Diseases such as chronic wasting disease and bovine tuberculosis also pose significant health threats to mule deer. Climate change affects the quality and availability of their food sources, particularly in more arid regions where water scarcity can lead to decreased plant growth.

Conservation Efforts:

Conservation efforts for mule deer involve habitat preservation and restoration, ensuring connectivity between their seasonal ranges, and managing human-wildlife conflicts. Organizations and government agencies work to protect critical habitats and migration corridors through land use planning and the implementation of wildlife crossings and fences designed to facilitate safe migrations.

Regulated hunting also manages populations, ensuring they remain at healthy levels that their environments can support. Public education campaigns help increase awareness about the needs and challenges of mule deer, promoting coexistence and support for conservation initiatives.

Additional Resources:

Fun Facts
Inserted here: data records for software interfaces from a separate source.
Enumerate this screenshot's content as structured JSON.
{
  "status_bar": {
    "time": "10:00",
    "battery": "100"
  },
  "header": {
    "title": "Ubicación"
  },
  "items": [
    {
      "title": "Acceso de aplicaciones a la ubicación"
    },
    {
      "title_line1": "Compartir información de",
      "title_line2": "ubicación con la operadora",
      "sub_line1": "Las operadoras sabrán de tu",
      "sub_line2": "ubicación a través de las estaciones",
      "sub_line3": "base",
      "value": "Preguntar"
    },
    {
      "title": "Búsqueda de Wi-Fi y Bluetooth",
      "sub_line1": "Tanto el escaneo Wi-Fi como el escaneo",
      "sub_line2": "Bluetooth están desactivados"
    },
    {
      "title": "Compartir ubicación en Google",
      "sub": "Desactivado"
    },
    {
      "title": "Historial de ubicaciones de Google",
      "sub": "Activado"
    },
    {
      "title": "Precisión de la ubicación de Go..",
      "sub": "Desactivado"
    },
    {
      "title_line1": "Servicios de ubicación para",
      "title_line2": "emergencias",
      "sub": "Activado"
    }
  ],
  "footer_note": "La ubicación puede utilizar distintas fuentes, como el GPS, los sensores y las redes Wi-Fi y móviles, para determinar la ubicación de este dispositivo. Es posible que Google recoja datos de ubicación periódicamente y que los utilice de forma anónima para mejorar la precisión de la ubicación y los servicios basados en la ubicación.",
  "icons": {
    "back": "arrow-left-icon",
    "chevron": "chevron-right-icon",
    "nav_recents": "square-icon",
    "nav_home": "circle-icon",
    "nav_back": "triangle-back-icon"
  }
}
  • Mule deer are named for their large, mule-like ears, which can move independently to pinpoint sounds.
  • Their stotting behavior is not only a means of escape but also a way to communicate danger to other deer.
  • Mule deer antlers are shed each year and regrown, getting larger as the deer ages.
  • They have a unique bounding gate called “stotting” that allows them to make great leaps and cover up to 15 feet in a single bound.
  • Mule deer can go for long periods without water, getting moisture from the plants they eat.
  • They can make sharp turns while running, which helps them evade predators.
  • The fawns have no scent for the first few weeks of life, helping them avoid detection by predators.
  • Mule deer have excellent night vision, aiding their crepuscular feeding habits.
  • During the rut, a dominant buck can gather a harem of several dozen does.
  • Mule deer migrations can cover up to 100 miles between their summer and winter habitats.